_Assigned task_
Within the records, how many lines hold the word "const"? State that number alone.
[[ Data for review open ]]
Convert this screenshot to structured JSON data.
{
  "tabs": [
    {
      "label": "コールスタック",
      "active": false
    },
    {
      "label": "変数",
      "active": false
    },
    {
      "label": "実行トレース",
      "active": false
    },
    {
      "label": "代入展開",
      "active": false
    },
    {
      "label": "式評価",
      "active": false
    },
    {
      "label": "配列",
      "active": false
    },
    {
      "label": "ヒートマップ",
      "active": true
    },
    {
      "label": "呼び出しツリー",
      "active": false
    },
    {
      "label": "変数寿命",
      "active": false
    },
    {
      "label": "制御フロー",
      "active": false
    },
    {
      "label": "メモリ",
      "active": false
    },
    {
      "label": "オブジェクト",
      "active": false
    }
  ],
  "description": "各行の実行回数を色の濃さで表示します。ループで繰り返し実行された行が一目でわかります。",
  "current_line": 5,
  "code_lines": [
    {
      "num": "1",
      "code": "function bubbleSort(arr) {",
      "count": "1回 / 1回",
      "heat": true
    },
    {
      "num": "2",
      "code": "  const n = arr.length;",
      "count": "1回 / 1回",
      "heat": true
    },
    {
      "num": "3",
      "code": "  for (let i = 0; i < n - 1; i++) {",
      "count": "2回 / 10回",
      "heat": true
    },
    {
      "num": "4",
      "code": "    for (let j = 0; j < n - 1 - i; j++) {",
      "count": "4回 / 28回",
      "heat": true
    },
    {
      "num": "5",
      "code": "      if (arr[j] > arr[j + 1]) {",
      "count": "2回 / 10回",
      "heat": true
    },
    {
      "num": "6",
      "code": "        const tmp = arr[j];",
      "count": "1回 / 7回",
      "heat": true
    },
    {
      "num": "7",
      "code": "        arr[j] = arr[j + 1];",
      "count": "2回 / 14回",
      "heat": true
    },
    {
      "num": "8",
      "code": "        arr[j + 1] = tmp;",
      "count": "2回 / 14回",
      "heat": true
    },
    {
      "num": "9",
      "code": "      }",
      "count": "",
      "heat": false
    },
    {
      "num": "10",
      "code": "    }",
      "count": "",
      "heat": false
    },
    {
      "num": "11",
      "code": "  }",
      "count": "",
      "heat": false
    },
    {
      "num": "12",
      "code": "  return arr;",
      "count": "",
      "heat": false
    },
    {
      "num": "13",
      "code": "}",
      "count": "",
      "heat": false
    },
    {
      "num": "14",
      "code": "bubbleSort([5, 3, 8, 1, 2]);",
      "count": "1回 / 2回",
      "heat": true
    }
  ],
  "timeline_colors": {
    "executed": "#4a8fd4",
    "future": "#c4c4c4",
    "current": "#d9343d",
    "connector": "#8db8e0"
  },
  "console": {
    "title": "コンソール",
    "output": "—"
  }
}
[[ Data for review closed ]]
_Exercise output_
2